Breakfast at Tiffany’s influence on feminism
I’m sure that I’ve seen too many movies. There’s no scientific way to be sure, I’ll admit, but the wary feeling I get in my stomach when I sit down in a cinema or open a new DVD is probably some instinctual sign that, many years ago, I should have said “enough, already.” What keeps me going, I suppose, is the rare moment when I discover that there are still films that I should probably have seen long ago, a few of which are so famous that I might have absentmindedly convinced myself that I have watched them, based on a few minutes glimpsed during channel surfing, and the endless quoting and repetition of iconic scenes as pop culture shorthand. Breakfast At Tiffany’s is one of those films.
The film has been reissued on Blu-ray as part of its 50th anniversary celebrations, which seemed as good a time as any for me to sit down and watch the scenes that happen in between its much-quoted iconic moments – the title credit sequence where Audrey Hepburn window shops at the famous Fifth Avenue jeweller in a black sheath of a cocktail dress; the famous wild party scene; Hepburn and co-star George Peppard’s attempt to buy something for less than ten dollars at Tiffany’s, and the tearful, rain-drenched finale.
There’s no denying the status of Blake Edwards’ 1961 film as a classic, whose fame has utterly overshadowed the Truman Capote novella on which it was (carefully) adapted. Audrey Hepburn’s star turn as Holly Golightly is probably the key role of her career, and no one in the fashion world will deny that Hubert de Givenchy’s costumes for Holly have influenced how women dress from the moment Hepburn stepped out of a cab on that deserted Manhattan morning holding her takeout coffee and danish.
Like many young piano students, I learned “Moon River,” Henry Mancini and Johnny Mercer’s theme song from the film, an achingly wistful and ferociously catchy melody that gave me the tacit impression that the film was a romantic comedy, heavy on the romance.
There’s no doubt that the Holly created by Hepburn, Edwards and screenwriter George Axelrod – though certainly not Capote’s original Holly – has become a feminist icon.
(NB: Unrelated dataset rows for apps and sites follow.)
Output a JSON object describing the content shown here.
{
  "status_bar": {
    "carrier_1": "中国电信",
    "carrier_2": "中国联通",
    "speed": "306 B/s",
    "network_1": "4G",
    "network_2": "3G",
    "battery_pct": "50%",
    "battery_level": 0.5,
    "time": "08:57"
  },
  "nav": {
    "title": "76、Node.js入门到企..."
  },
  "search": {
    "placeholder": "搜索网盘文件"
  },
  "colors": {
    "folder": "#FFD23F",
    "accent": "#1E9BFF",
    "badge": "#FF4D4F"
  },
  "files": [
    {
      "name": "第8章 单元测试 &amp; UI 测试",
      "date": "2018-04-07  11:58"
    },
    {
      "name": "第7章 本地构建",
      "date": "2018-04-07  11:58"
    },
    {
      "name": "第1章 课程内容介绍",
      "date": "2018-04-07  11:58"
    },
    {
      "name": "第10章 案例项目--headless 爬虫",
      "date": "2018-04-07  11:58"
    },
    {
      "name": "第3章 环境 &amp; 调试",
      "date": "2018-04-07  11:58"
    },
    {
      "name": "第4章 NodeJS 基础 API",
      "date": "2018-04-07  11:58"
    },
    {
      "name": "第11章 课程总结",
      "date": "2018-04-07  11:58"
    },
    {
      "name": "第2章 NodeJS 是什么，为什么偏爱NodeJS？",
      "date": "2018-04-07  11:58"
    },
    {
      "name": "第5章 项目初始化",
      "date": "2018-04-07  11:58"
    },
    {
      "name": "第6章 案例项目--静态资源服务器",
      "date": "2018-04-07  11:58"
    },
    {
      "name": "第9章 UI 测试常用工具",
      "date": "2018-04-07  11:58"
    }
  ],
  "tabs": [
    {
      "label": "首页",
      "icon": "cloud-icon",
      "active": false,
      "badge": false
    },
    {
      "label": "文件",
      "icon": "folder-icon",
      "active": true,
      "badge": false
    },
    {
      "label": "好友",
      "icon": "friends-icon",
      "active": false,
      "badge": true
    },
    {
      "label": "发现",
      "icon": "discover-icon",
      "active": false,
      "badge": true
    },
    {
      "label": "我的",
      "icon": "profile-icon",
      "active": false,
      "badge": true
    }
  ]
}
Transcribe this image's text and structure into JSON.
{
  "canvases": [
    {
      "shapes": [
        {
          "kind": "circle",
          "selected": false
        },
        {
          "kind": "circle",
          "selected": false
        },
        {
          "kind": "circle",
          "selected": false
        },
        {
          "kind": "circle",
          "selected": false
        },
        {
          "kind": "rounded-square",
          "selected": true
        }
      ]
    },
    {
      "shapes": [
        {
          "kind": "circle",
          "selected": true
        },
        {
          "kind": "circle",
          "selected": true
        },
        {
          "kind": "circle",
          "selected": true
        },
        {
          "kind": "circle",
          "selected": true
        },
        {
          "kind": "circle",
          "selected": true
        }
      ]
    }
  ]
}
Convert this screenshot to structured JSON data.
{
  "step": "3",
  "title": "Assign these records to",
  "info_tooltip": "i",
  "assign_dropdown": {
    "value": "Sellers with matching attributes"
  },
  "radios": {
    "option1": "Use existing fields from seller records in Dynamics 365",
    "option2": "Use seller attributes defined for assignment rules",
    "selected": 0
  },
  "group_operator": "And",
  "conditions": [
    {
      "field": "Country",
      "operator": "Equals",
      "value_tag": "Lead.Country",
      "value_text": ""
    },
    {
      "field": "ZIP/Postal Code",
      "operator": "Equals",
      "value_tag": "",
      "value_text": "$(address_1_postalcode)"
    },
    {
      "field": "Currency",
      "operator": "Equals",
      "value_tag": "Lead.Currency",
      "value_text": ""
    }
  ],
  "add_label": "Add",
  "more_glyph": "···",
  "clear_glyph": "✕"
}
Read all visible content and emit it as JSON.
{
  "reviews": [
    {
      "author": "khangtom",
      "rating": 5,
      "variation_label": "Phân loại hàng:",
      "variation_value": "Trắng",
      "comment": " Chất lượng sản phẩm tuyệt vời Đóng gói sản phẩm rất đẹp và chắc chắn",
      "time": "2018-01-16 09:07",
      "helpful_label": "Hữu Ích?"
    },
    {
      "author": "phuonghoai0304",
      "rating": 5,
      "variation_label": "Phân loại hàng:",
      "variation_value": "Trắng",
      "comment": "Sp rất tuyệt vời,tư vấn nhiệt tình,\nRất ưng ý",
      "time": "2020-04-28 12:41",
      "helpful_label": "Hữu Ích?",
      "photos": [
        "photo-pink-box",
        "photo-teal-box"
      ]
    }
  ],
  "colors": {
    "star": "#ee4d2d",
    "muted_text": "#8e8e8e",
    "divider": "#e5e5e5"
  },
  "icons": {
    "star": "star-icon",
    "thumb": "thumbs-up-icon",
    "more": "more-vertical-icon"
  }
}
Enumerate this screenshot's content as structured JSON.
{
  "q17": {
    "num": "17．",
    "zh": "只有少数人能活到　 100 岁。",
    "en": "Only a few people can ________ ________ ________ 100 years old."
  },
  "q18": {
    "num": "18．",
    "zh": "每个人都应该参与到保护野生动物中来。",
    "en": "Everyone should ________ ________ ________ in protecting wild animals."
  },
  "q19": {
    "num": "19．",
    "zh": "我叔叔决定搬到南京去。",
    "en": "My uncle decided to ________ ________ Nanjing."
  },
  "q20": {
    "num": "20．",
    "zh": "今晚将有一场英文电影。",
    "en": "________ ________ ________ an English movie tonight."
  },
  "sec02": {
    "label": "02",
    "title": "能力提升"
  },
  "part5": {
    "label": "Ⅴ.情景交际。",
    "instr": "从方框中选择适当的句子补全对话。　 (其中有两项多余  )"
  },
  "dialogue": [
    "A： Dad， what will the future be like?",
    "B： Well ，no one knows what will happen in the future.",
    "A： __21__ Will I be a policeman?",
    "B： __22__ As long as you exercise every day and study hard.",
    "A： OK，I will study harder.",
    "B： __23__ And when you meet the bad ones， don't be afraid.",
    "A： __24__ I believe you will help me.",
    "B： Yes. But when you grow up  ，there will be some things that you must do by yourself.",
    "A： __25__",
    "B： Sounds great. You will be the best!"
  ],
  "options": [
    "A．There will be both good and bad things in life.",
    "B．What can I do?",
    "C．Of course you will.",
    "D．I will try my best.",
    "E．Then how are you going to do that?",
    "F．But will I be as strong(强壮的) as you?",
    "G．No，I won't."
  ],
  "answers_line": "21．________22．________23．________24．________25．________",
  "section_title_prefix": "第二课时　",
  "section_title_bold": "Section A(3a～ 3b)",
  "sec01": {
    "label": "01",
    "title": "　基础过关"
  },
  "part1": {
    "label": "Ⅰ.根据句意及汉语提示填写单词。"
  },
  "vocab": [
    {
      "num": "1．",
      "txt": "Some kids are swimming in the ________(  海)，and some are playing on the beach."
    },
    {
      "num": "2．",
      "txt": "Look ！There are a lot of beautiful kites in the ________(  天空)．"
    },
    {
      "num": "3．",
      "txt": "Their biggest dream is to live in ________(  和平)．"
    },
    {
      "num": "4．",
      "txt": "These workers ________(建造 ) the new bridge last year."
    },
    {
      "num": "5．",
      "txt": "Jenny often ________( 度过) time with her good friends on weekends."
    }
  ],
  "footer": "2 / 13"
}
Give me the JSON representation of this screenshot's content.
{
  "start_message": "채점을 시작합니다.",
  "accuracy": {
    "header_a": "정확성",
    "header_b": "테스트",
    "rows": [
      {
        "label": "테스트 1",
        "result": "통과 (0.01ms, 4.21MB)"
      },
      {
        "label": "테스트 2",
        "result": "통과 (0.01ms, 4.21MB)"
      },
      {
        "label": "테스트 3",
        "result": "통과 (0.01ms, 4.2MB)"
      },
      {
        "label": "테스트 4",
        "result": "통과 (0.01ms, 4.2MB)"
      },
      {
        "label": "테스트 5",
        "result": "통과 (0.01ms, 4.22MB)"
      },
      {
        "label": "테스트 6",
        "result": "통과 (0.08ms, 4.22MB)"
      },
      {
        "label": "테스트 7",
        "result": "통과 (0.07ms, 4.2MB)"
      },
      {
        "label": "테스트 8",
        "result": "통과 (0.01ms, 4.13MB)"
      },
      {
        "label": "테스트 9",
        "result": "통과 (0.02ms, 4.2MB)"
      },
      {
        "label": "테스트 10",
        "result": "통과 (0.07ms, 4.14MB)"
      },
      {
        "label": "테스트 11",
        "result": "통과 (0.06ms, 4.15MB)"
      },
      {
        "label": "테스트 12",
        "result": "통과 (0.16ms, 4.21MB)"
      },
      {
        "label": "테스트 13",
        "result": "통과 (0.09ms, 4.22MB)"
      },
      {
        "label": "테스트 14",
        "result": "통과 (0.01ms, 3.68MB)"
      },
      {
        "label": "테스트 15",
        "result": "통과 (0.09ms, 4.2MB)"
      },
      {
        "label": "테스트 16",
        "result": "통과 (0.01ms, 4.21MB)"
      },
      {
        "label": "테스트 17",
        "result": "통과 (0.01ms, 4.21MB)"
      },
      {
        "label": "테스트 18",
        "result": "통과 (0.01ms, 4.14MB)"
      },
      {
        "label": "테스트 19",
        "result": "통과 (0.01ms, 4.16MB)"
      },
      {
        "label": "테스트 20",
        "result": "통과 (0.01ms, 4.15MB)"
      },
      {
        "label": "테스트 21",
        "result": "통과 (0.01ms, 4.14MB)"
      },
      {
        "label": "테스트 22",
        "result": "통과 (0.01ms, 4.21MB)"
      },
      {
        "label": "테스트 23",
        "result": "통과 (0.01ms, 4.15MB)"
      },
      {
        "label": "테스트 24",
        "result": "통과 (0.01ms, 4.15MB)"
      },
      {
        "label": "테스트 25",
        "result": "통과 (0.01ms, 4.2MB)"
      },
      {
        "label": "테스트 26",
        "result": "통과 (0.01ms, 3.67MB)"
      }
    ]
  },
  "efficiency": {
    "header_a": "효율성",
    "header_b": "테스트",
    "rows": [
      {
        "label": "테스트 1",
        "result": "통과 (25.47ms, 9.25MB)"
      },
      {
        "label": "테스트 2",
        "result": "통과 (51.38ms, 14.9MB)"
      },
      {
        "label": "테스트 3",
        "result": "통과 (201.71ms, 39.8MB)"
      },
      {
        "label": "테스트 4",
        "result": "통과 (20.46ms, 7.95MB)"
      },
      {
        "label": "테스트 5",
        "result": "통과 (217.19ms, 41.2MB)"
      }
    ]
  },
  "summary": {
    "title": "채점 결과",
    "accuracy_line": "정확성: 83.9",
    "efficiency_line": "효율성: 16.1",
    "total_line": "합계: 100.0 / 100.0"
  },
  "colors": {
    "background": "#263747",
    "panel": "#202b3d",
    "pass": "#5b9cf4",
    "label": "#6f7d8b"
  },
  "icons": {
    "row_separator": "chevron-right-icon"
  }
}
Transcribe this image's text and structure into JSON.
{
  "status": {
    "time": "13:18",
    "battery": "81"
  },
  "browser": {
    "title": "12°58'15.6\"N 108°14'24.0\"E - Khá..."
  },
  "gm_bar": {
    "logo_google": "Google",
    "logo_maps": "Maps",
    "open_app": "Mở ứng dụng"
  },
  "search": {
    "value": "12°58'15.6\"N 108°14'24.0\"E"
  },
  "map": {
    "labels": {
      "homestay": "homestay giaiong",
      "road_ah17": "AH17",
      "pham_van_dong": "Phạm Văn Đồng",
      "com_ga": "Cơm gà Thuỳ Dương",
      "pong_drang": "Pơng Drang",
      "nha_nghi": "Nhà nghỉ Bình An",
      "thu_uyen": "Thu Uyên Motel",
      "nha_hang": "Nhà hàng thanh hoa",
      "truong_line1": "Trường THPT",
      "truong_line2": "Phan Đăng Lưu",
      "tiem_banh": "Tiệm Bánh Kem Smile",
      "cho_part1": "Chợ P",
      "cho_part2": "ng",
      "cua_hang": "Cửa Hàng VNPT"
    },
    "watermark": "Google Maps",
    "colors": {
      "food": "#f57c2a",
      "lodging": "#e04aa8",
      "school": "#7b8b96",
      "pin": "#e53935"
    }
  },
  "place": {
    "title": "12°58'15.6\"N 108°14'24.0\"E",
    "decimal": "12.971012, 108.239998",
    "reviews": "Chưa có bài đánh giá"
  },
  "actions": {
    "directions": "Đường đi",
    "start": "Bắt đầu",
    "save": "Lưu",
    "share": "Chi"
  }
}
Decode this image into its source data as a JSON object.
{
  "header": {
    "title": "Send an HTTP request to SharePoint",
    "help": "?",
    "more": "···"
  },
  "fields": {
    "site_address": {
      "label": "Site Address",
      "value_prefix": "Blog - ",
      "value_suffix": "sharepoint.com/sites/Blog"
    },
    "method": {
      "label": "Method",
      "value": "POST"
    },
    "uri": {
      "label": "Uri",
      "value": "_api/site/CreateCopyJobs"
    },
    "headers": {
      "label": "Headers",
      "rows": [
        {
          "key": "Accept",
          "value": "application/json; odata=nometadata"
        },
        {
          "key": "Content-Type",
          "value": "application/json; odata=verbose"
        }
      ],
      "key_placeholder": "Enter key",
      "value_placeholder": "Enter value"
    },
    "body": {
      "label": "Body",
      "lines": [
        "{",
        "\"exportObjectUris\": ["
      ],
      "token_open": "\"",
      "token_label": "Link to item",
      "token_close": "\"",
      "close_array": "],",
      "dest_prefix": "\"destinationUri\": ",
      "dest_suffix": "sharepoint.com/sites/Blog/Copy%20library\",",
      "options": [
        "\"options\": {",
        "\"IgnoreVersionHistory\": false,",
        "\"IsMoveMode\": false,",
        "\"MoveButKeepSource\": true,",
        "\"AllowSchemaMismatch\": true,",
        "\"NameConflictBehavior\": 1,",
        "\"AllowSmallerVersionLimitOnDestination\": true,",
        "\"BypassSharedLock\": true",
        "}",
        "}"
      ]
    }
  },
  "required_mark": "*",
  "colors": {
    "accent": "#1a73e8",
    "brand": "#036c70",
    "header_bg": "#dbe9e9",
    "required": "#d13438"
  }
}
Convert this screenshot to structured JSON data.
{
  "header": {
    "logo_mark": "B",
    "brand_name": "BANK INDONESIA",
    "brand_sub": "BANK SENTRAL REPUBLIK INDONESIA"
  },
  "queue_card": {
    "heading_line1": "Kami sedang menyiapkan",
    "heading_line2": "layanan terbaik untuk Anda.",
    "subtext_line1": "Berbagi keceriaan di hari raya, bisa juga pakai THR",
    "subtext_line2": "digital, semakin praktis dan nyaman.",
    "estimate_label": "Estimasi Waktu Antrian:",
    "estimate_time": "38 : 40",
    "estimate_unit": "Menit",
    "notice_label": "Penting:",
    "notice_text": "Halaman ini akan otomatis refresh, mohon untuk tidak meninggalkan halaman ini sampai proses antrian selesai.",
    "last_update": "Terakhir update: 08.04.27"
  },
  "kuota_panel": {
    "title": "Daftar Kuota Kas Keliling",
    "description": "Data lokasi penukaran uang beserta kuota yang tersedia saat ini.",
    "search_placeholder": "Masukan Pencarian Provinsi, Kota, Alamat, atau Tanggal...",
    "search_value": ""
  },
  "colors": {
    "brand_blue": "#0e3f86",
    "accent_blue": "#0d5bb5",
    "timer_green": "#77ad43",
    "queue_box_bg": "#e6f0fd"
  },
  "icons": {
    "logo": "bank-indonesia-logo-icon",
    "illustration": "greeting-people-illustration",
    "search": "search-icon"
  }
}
In Fifth Avenue, 5 A.M., Sam Wasson’s recent bestselling book about the film, Ms. magazine co-founder Letty Cottin Pogrebin recalls how Hepburn’s Holly became her role model, inspiring her to not only fill her closet with little black dresses like the ones Givenchy made for Hepburn, but to go out and buy “a scooter, a dog, a rabbit, and a little duck,” in order to fill her life with a bit of the “kookiness” Paramount pictures was heavily marketing as the key to Holly’s charm – a kooky smokescreen for the stubborn fact that Holly, as conceived by Capote, was essentially a call girl.
“Holly was my formative prefeminist role model,” Pogrebin told Wasson, a fact echoed by a recent interview given by fellow Ms. co-founder Gloria Steinem to the U.K.’s Guardian newspaper. Steinem copied the blonde streaks Hepburn’s Holly wore in her hair, and recalls that she “totally” related to the “country bumpkin-turned-cafe society girl.”
Imagine my surprise to discover that Breakfast At Tiffany’s might be a comedy – albeit a thuddingly dated one, thanks largely to Mickey Rooney’s winceworthy “yellowface” turn as Mr. Yuniyoshi, Holly’s upstairs neighbour – but it’s about as romantic as an overcast afternoon reading the personal ads in a big city newspaper.
Hepburn’s Holly might be beautiful, but she’s brittle and deluded, a pitiable and careless soul whose blithe charm gives way at key moments to hysterical rage and spiteful cruelty. Even more stunning was the realization that I’d known countless young women who tried to affect Holly’s brittle hauteur, some of whom might still be working from her template now, in middle age. If Pogrebin and Steinem were the early adopters, these women were part of the second and third generations to have been inoculated with Holly’s impeccably dressed but toxic influence.
It’s even harder to ignore the realization that a key femimist pop culture icon was a pricey hooker and social climber whose appreciation for men extended only barely past their bank balance and marital potential. It’s no surprise that Holly can never be bothered to call Peppard’s character by his real name, preferring to dub him “Fred,” after her idealized and absent brother, and that even if the film ends with them embracing in the rain, it’s not the chastened, humbled Holly who has been idealized these five decades, but the mercenary, couture-clad Holly of the title sequence, a woman for whom sex is a lure and family an afterthought.